DIRECTIONS: Pull every line containing "text" out of the material below.

LISTED RECORDS:

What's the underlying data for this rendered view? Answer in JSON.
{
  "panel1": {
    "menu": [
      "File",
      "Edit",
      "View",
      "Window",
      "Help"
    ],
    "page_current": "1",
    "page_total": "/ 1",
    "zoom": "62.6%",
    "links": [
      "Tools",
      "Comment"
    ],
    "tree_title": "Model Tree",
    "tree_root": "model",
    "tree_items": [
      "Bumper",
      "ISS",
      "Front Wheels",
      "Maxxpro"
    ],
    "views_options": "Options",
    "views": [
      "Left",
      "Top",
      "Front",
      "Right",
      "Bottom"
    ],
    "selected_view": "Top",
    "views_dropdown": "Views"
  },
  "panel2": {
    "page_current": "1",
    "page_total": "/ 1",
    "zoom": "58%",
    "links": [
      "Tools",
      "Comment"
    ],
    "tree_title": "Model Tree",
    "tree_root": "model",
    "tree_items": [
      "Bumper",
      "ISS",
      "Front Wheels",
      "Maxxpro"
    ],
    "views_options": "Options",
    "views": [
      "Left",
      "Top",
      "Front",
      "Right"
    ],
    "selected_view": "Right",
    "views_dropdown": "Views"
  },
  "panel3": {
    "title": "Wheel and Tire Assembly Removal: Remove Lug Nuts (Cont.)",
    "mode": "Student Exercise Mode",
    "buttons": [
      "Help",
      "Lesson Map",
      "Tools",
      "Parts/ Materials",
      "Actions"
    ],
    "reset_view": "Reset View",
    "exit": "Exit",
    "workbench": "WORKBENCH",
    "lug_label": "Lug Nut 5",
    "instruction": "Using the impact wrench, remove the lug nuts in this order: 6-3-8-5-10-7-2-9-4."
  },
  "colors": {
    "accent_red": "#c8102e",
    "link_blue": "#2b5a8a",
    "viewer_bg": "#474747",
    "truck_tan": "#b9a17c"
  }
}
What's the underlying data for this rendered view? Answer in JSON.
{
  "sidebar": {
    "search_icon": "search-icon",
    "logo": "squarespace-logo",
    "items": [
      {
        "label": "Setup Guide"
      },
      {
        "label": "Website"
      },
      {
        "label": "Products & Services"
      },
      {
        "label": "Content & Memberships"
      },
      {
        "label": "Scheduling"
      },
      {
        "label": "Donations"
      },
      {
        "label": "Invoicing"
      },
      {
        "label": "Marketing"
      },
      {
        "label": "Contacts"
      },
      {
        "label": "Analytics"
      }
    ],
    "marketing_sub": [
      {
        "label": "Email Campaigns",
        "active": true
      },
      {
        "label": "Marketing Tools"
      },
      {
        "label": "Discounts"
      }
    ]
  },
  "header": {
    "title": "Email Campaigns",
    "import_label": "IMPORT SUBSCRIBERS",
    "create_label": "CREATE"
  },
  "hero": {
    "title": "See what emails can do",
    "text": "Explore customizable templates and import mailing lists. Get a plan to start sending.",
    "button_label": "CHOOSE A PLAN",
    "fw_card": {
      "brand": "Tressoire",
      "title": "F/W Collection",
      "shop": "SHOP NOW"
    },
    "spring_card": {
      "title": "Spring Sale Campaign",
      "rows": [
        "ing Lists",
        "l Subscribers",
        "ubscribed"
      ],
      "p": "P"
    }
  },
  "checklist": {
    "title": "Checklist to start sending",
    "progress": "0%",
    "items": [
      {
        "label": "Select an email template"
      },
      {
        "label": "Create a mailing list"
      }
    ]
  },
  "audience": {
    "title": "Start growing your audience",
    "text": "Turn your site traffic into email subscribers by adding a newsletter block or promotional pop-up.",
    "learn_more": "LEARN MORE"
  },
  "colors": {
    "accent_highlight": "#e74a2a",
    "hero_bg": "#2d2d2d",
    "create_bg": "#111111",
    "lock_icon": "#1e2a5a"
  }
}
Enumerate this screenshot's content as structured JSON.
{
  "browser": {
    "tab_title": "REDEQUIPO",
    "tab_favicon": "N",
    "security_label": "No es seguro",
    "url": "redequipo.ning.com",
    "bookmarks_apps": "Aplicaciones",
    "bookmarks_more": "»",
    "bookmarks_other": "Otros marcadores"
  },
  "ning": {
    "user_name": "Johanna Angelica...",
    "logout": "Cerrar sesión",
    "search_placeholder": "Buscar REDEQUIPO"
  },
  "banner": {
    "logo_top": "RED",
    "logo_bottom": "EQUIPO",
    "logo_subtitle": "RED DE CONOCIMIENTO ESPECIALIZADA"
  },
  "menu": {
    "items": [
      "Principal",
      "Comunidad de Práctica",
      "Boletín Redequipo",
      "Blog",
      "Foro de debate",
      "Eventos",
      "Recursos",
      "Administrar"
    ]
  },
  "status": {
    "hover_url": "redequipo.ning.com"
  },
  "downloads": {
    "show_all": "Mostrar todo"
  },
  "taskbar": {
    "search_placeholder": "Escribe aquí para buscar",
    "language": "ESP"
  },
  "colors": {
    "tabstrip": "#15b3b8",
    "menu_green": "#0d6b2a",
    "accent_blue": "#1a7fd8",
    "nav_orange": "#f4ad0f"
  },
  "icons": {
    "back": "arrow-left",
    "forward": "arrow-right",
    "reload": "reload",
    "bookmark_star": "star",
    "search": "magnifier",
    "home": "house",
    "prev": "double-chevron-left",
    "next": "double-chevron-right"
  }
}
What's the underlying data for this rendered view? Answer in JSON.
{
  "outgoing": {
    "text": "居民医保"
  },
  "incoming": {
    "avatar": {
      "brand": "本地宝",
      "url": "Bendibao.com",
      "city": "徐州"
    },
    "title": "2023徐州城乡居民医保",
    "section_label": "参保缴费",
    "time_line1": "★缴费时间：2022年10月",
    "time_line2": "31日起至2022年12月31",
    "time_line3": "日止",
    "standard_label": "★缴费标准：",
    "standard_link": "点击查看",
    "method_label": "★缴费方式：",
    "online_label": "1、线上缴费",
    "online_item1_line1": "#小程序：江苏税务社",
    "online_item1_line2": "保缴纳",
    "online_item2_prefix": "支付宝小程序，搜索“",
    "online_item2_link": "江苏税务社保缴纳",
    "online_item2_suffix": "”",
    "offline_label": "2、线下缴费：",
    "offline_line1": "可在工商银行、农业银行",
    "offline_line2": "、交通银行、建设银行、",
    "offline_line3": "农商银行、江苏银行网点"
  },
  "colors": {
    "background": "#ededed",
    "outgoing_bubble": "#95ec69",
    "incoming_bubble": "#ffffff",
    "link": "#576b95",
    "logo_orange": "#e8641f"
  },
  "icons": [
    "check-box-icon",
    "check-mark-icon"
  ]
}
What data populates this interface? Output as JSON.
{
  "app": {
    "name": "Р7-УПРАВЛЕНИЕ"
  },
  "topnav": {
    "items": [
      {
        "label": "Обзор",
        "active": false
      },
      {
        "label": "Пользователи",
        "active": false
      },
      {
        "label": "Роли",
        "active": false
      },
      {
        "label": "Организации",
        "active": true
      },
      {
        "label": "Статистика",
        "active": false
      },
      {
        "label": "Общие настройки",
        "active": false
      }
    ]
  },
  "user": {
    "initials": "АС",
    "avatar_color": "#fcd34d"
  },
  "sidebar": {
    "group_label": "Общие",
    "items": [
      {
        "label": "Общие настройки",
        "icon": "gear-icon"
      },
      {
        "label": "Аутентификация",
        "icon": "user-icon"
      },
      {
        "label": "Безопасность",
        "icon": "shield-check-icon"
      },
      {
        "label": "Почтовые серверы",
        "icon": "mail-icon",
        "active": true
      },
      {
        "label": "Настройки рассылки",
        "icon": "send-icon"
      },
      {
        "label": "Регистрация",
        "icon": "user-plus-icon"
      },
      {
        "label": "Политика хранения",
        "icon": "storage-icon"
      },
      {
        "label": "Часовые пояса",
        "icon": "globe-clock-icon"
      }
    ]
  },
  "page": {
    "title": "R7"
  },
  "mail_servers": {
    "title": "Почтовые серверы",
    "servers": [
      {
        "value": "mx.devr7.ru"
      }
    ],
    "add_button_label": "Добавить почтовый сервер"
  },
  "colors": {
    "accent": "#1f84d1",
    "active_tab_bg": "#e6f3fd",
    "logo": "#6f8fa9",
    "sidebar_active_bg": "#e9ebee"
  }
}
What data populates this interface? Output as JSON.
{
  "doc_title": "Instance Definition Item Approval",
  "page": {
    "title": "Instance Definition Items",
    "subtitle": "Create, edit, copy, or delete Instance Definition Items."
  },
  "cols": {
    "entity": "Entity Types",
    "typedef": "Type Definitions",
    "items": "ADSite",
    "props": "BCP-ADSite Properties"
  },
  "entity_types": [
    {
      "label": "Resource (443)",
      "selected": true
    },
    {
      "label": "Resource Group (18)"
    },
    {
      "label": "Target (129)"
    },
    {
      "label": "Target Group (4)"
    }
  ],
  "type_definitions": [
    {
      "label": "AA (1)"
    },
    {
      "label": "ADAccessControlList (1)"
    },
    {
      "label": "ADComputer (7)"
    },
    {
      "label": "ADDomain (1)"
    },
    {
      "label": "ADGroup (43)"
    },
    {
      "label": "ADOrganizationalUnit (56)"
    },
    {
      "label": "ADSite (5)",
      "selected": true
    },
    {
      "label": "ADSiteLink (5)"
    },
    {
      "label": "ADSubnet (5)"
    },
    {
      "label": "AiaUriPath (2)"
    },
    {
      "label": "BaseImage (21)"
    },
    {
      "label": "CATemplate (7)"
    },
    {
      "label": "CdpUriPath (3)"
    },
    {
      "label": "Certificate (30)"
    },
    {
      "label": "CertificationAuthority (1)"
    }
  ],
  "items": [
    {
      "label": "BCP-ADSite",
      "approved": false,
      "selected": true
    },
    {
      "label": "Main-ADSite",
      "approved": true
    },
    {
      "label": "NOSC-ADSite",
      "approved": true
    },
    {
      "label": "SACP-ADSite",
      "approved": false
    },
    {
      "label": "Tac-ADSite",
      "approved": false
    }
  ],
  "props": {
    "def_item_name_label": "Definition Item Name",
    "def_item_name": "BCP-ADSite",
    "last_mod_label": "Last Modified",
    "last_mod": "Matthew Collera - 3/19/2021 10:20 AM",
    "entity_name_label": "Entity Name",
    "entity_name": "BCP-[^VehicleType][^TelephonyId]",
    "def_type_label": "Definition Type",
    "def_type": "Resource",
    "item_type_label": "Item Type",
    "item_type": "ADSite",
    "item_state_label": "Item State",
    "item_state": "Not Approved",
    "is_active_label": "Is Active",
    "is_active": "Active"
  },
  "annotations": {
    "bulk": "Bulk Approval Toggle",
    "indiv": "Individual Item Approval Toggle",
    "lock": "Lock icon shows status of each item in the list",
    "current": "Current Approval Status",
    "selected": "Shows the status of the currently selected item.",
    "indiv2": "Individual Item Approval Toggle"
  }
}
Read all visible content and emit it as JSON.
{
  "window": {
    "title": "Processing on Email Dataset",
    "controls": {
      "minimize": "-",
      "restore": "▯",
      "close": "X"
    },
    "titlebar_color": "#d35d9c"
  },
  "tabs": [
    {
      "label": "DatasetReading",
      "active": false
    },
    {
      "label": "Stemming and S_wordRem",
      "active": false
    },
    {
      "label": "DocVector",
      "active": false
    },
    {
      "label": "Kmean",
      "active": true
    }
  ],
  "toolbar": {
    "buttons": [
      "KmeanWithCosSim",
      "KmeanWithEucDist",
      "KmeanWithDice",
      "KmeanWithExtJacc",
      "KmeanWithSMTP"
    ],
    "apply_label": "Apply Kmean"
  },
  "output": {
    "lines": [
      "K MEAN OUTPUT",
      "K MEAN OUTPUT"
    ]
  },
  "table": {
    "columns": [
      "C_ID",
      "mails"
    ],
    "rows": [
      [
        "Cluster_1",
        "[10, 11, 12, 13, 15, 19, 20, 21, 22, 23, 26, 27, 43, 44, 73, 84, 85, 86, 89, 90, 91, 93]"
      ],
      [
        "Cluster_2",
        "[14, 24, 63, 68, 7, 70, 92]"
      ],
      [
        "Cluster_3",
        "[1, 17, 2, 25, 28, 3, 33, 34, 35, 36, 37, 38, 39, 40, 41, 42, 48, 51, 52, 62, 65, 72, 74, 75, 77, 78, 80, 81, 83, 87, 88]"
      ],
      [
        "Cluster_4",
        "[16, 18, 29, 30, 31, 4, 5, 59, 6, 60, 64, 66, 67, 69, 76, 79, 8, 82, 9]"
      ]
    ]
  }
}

YOUR RESPONSE:
    "text": "Explore customizable templates and import mailing lists. Get a plan to start sending.",
    "text": "Turn your site traffic into email subscribers by adding a newsletter block or promotional pop-up.",
    "text": "居民医保"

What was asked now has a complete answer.